The Senate Education Policy committee Wednesday morning approved legislation that would allow local school districts to opt-out of curricula based on Common Core standards, but the leader of the Senate said he doesn’t expect it to pass the chamber.
The legislation, sponsored by Sen. Scott Beason, R-Gardendale, would allow local districts to opt out of curricula based on the Alabama College and Career Ready Standards, based on the Common Core developed by the National Governors’ Association. The districts would be allowed to use pre-Common Core standards in determining curricula for students.
Common Core has divided the state’s Republican coalition. Tea Party groups and other organizations on the right wing of the Alabama GOP have accused the standards of undermining local control of curricula and expounding what they consider anti-American propaganda. Business groups, joined by the Alabama State Department of Education and education groups, says the standards will provide the best training for students, and say repeal would significantly harm schools and throw teaching into chaos.
Beason, who has three children in public school, said he had “grave concerns” with the Core as written.
“I’m one of the few senators whose children will be children of the Core,” I hope beyond all hope it will be what people think it’s going to be.”
The committee vote broke down on partisan lines, with Republicans on the committee — including Senate President Pro Tem Del Marsh of Anniston, Sen. Gerald Allen of Tuscaloosa, Sen. Dick Brewbaker of Motngomery and Sen. Shadrack McGill of Scottsboro — voting for the bill. Two Democrats, Senate Minority Leader Vivian Davis Figures of Mobile and Sen. Quinton Ross of Montgomery — voted against.
However, Marsh told Beason and the committee before the vote that he did not expect the legislation to come out to the Senate floor, saying “the votes are not there.”
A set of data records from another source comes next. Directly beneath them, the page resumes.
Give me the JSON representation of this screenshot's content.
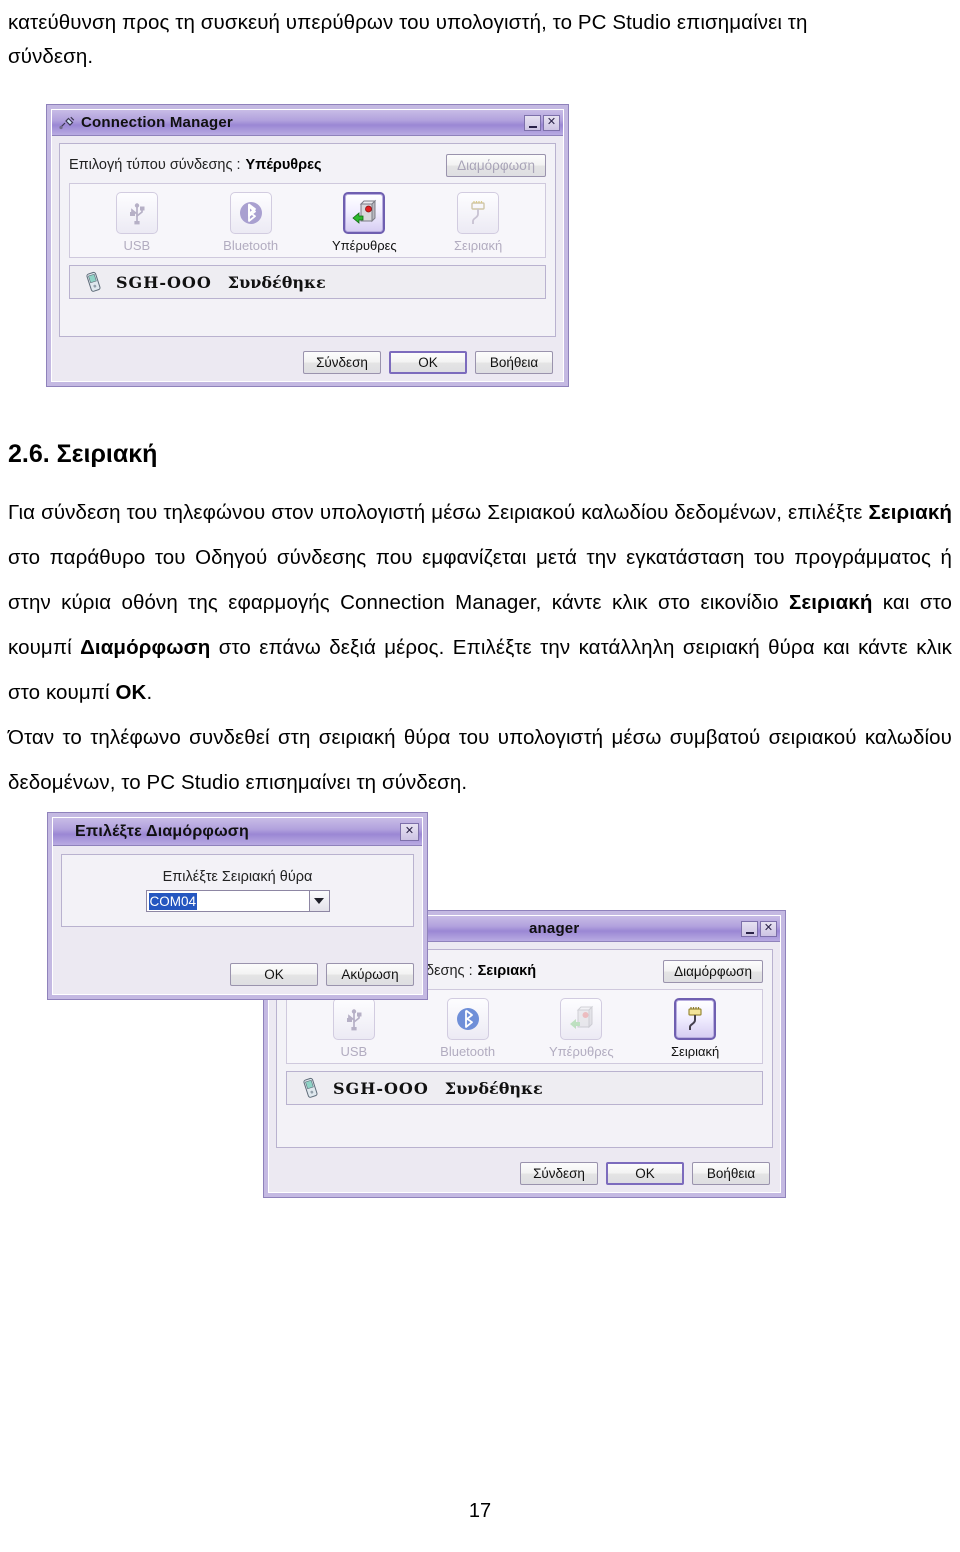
{
  "document": {
    "top_paragraph": {
      "line1": "κατεύθυνση προς τη συσκευή υπερύθρων του υπολογιστή, το PC Studio επισημαίνει τη",
      "line2": "σύνδεση."
    },
    "heading": "2.6. Σειριακή",
    "para1_part1": "Για σύνδεση του τηλεφώνου στον υπολογιστή μέσω Σειριακού καλωδίου δεδομένων, επιλέξτε ",
    "para1_bold1": "Σειριακή",
    "para1_part2": " στο παράθυρο του Οδηγού σύνδεσης που εμφανίζεται μετά την εγκατάσταση του προγράμματος ή στην κύρια οθόνη της εφαρμογής Connection Manager, κάντε κλικ στο εικονίδιο ",
    "para1_bold2": "Σειριακή",
    "para1_part3": " και στο κουμπί ",
    "para1_bold3": "Διαμόρφωση",
    "para1_part4": " στο επάνω δεξιά μέρος. Επιλέξτε την κατάλληλη σειριακή θύρα και κάντε κλικ στο κουμπί ",
    "para1_bold4": "OK",
    "para1_part5": ".",
    "para2": "Όταν το τηλέφωνο συνδεθεί στη σειριακή θύρα του υπολογιστή μέσω συμβατού σειριακού καλωδίου δεδομένων, το PC Studio επισημαίνει τη σύνδεση.",
    "page_number": "17"
  },
  "connection_manager_top": {
    "title": "Connection Manager",
    "titlebar_icon": "connection-plug-icon",
    "minimize_label": "_",
    "close_label": "✕",
    "type_label": "Επιλογή τύπου σύνδεσης :",
    "type_value": "Υπέρυθρες",
    "configure_button": "Διαμόρφωση",
    "configure_enabled": false,
    "icons": [
      {
        "label": "USB",
        "name": "usb-icon",
        "selected": false
      },
      {
        "label": "Bluetooth",
        "name": "bluetooth-icon",
        "selected": false
      },
      {
        "label": "Υπέρυθρες",
        "name": "infrared-icon",
        "selected": true
      },
      {
        "label": "Σειριακή",
        "name": "serial-port-icon",
        "selected": false
      }
    ],
    "device_name": "SGH-OOO",
    "device_status": "Συνδέθηκε",
    "buttons": {
      "connect": "Σύνδεση",
      "ok": "OK",
      "help": "Βοήθεια"
    }
  },
  "select_config_dialog": {
    "title": "Επιλέξτε Διαμόρφωση",
    "close_label": "✕",
    "field_label": "Επιλέξτε Σειριακή θύρα",
    "combo_value": "COM04",
    "buttons": {
      "ok": "OK",
      "cancel": "Ακύρωση"
    }
  },
  "connection_manager_bottom": {
    "title": "anager",
    "minimize_label": "_",
    "close_label": "✕",
    "type_label": "δεσης :",
    "type_value": "Σειριακή",
    "configure_button": "Διαμόρφωση",
    "configure_enabled": true,
    "icons": [
      {
        "label": "USB",
        "name": "usb-icon",
        "selected": false
      },
      {
        "label": "Bluetooth",
        "name": "bluetooth-icon",
        "selected": false
      },
      {
        "label": "Υπέρυθρες",
        "name": "infrared-icon",
        "selected": false
      },
      {
        "label": "Σειριακή",
        "name": "serial-port-icon",
        "selected": true
      }
    ],
    "device_name": "SGH-OOO",
    "device_status": "Συνδέθηκε",
    "buttons": {
      "connect": "Σύνδεση",
      "ok": "OK",
      "help": "Βοήθεια"
    }
  },
  "colors": {
    "window_frame": "#c4b9e2",
    "titlebar_purple": "#9b87d4",
    "selection_blue": "#2456c0",
    "focus_border": "#7c6bbd"
  }
}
“I think Sen. Beason is trying to find common ground,” Marsh said after the committee adjourned. “But I’m going to make it very clear: The votes are not there to get it to the floor.”
Brewbaker, the chairman of the committee, said after the vote that he believed the issue was best decided at the local level. He also expressed some concerns about teacher evaluations, which he said would be tied to student performance under the curricula. Brewbaker, a former teacher, said he fear it would impact the relationship between students and teachers, particularly if teachers could lsoe their jobs based on poor student performance.
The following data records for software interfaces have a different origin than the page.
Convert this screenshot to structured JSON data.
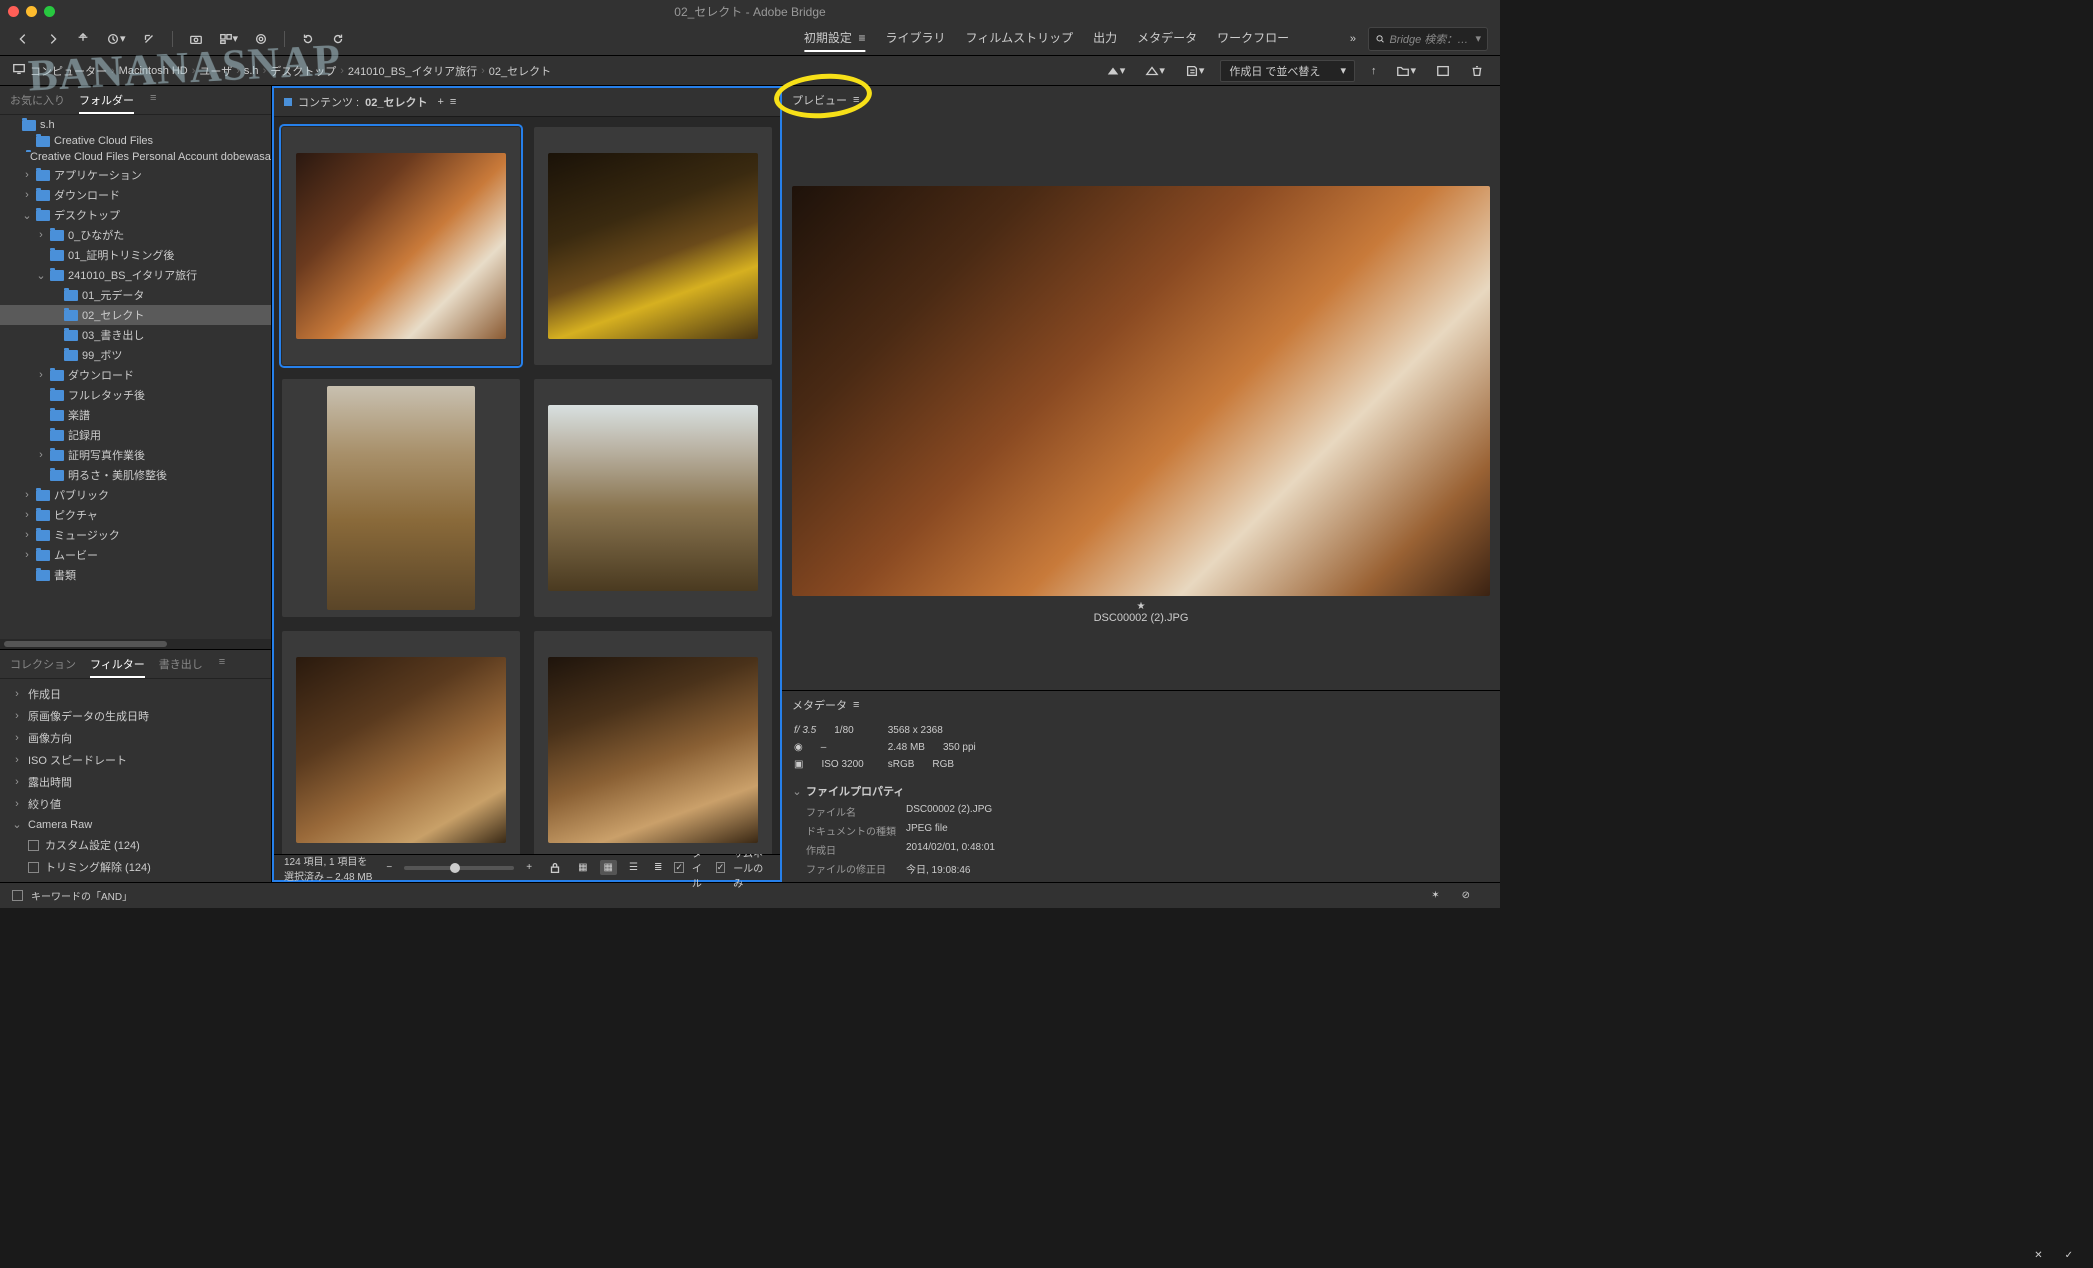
{
  "window": {
    "title": "02_セレクト - Adobe Bridge"
  },
  "watermark": "BANANASNAP",
  "toolbar": {
    "workspaces": [
      "初期設定",
      "ライブラリ",
      "フィルムストリップ",
      "出力",
      "メタデータ",
      "ワークフロー"
    ],
    "active_workspace": 0,
    "search_placeholder": "Bridge 検索：現在の..."
  },
  "path": {
    "crumbs": [
      "コンピューター",
      "Macintosh HD",
      "ユーザ",
      "s.h",
      "デスクトップ",
      "241010_BS_イタリア旅行",
      "02_セレクト"
    ],
    "sort_label": "作成日 で並べ替え"
  },
  "left": {
    "tabs_top": {
      "items": [
        "お気に入り",
        "フォルダー"
      ],
      "active": 1
    },
    "tree": [
      {
        "depth": 0,
        "label": "s.h",
        "expanded": true
      },
      {
        "depth": 1,
        "label": "Creative Cloud Files"
      },
      {
        "depth": 1,
        "label": "Creative Cloud Files Personal Account dobewasao@g"
      },
      {
        "depth": 1,
        "label": "アプリケーション",
        "twisty": ">"
      },
      {
        "depth": 1,
        "label": "ダウンロード",
        "twisty": ">"
      },
      {
        "depth": 1,
        "label": "デスクトップ",
        "twisty": "v"
      },
      {
        "depth": 2,
        "label": "0_ひながた",
        "twisty": ">"
      },
      {
        "depth": 2,
        "label": "01_証明トリミング後"
      },
      {
        "depth": 2,
        "label": "241010_BS_イタリア旅行",
        "twisty": "v"
      },
      {
        "depth": 3,
        "label": "01_元データ"
      },
      {
        "depth": 3,
        "label": "02_セレクト",
        "selected": true
      },
      {
        "depth": 3,
        "label": "03_書き出し"
      },
      {
        "depth": 3,
        "label": "99_ボツ"
      },
      {
        "depth": 2,
        "label": "ダウンロード",
        "twisty": ">"
      },
      {
        "depth": 2,
        "label": "フルレタッチ後"
      },
      {
        "depth": 2,
        "label": "楽譜"
      },
      {
        "depth": 2,
        "label": "記録用"
      },
      {
        "depth": 2,
        "label": "証明写真作業後",
        "twisty": ">"
      },
      {
        "depth": 2,
        "label": "明るさ・美肌修整後"
      },
      {
        "depth": 1,
        "label": "パブリック",
        "twisty": ">"
      },
      {
        "depth": 1,
        "label": "ピクチャ",
        "twisty": ">"
      },
      {
        "depth": 1,
        "label": "ミュージック",
        "twisty": ">"
      },
      {
        "depth": 1,
        "label": "ムービー",
        "twisty": ">"
      },
      {
        "depth": 1,
        "label": "書類"
      }
    ],
    "tabs_bottom": {
      "items": [
        "コレクション",
        "フィルター",
        "書き出し"
      ],
      "active": 1
    },
    "filters": [
      {
        "label": "作成日",
        "twisty": ">"
      },
      {
        "label": "原画像データの生成日時",
        "twisty": ">"
      },
      {
        "label": "画像方向",
        "twisty": ">"
      },
      {
        "label": "ISO スピードレート",
        "twisty": ">"
      },
      {
        "label": "露出時間",
        "twisty": ">"
      },
      {
        "label": "絞り値",
        "twisty": ">"
      },
      {
        "label": "Camera Raw",
        "twisty": "v",
        "children": [
          {
            "label": "カスタム設定 (124)"
          },
          {
            "label": "トリミング解除 (124)"
          }
        ]
      }
    ]
  },
  "content": {
    "header_prefix": "コンテンツ :",
    "header_name": "02_セレクト",
    "status": "124 項目, 1 項目を選択済み – 2.48 MB",
    "view_options": {
      "tile": "タイル",
      "thumb_only": "サムネールのみ"
    },
    "thumbs": [
      {
        "selected": true,
        "gradient": "linear-gradient(135deg,#2a1810 0%,#6b3a1e 30%,#c97a3a 55%,#e8dcc8 75%,#8a5a32 100%)",
        "portrait": false
      },
      {
        "gradient": "linear-gradient(160deg,#1a1208 0%,#3a2a10 35%,#6a4a1a 55%,#d6b020 72%,#4a3512 100%)",
        "portrait": false
      },
      {
        "gradient": "linear-gradient(180deg,#c8c0b0 0%,#a8906a 30%,#8a6a3a 60%,#5a4528 100%)",
        "portrait": true
      },
      {
        "gradient": "linear-gradient(180deg,#d8e0e0 0%,#b8b0a0 25%,#8a7550 55%,#4a3a20 100%)",
        "portrait": false
      },
      {
        "gradient": "linear-gradient(150deg,#2a1a0e 0%,#5a3a1e 35%,#9a6a3a 60%,#c8a068 82%,#3a2a16 100%)",
        "portrait": false
      },
      {
        "gradient": "linear-gradient(160deg,#1e140c 0%,#4a321a 30%,#8a6034 55%,#caa06a 78%,#3a2814 100%)",
        "portrait": false
      }
    ]
  },
  "preview": {
    "label": "プレビュー",
    "filename": "DSC00002 (2).JPG",
    "gradient": "linear-gradient(135deg,#1e120a 0%,#4a2a14 22%,#8a4a22 42%,#c87a3a 58%,#e8d8c0 72%,#9a6234 88%,#3a2212 100%)"
  },
  "metadata": {
    "label": "メタデータ",
    "top": {
      "aperture": "f/ 3.5",
      "shutter": "1/80",
      "dims": "3568 x 2368",
      "ev": "–",
      "size": "2.48 MB",
      "ppi": "350 ppi",
      "iso_label": "ISO",
      "iso": "3200",
      "profile": "sRGB",
      "mode": "RGB"
    },
    "section": "ファイルプロパティ",
    "rows": [
      {
        "k": "ファイル名",
        "v": "DSC00002 (2).JPG"
      },
      {
        "k": "ドキュメントの種類",
        "v": "JPEG file"
      },
      {
        "k": "作成日",
        "v": "2014/02/01, 0:48:01"
      },
      {
        "k": "ファイルの修正日",
        "v": "今日, 19:08:46"
      }
    ]
  },
  "footer": {
    "keyword_mode": "キーワードの「AND」"
  }
}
“How can you reasonably expect these teachers to invest in these kids when these kids could cost them their jobs?” he said. “We’re not building Hyundais here. We’re building humans.”
Alabama Schools Superintendent Tommy Bice said teacher evaluations were not part of the standards as adopted by the State Board of Education.
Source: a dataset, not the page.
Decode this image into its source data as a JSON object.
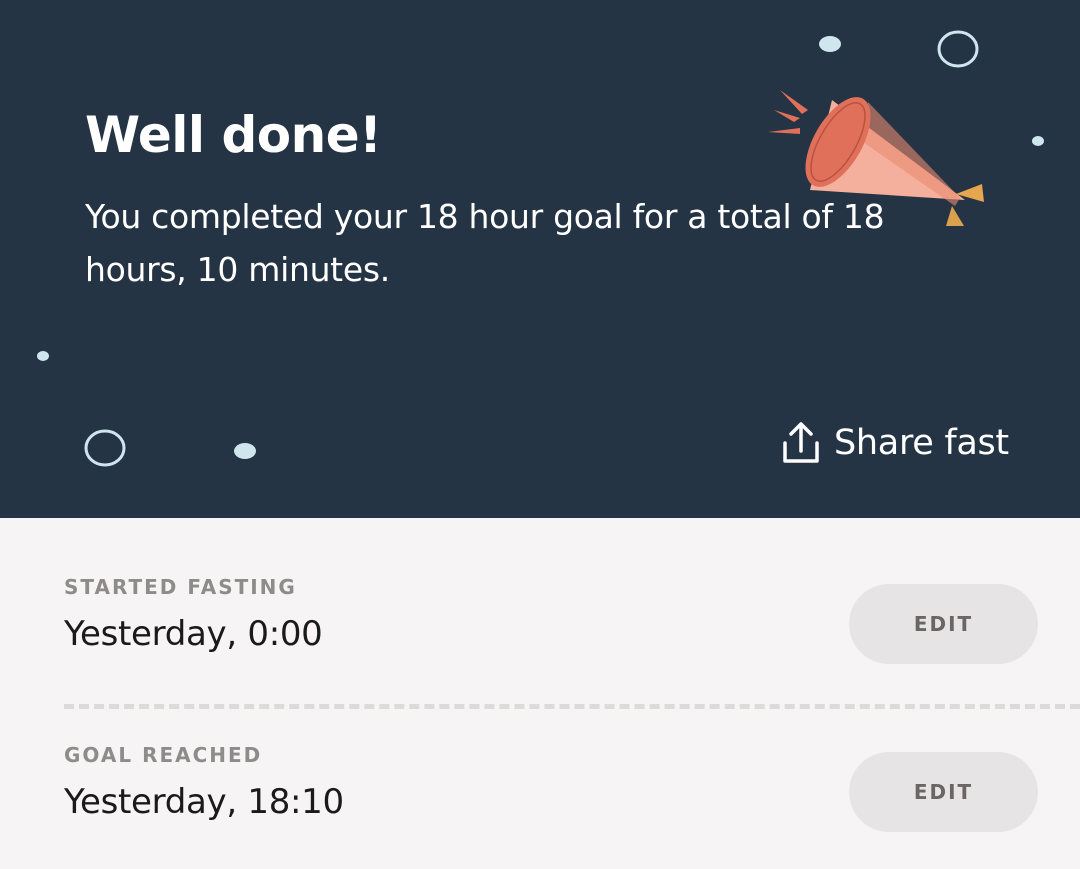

Figures, praising Bice, criticized lawmakers for attempting to get into the issue.
“I want to say, Why have a State Board of Education if you’re not going to allow that State Board of Education to make decisions for our children?” she said.
The legislation also includes language that would impose a moratorium until 2017 on the state adopting future national standards, including those being developed for science. The language differs from similar language in the Education Trust Fund budget as approved by the Senate, which would extend a moratorium strictly to Common Core subjects.
– posted by Brian Lyman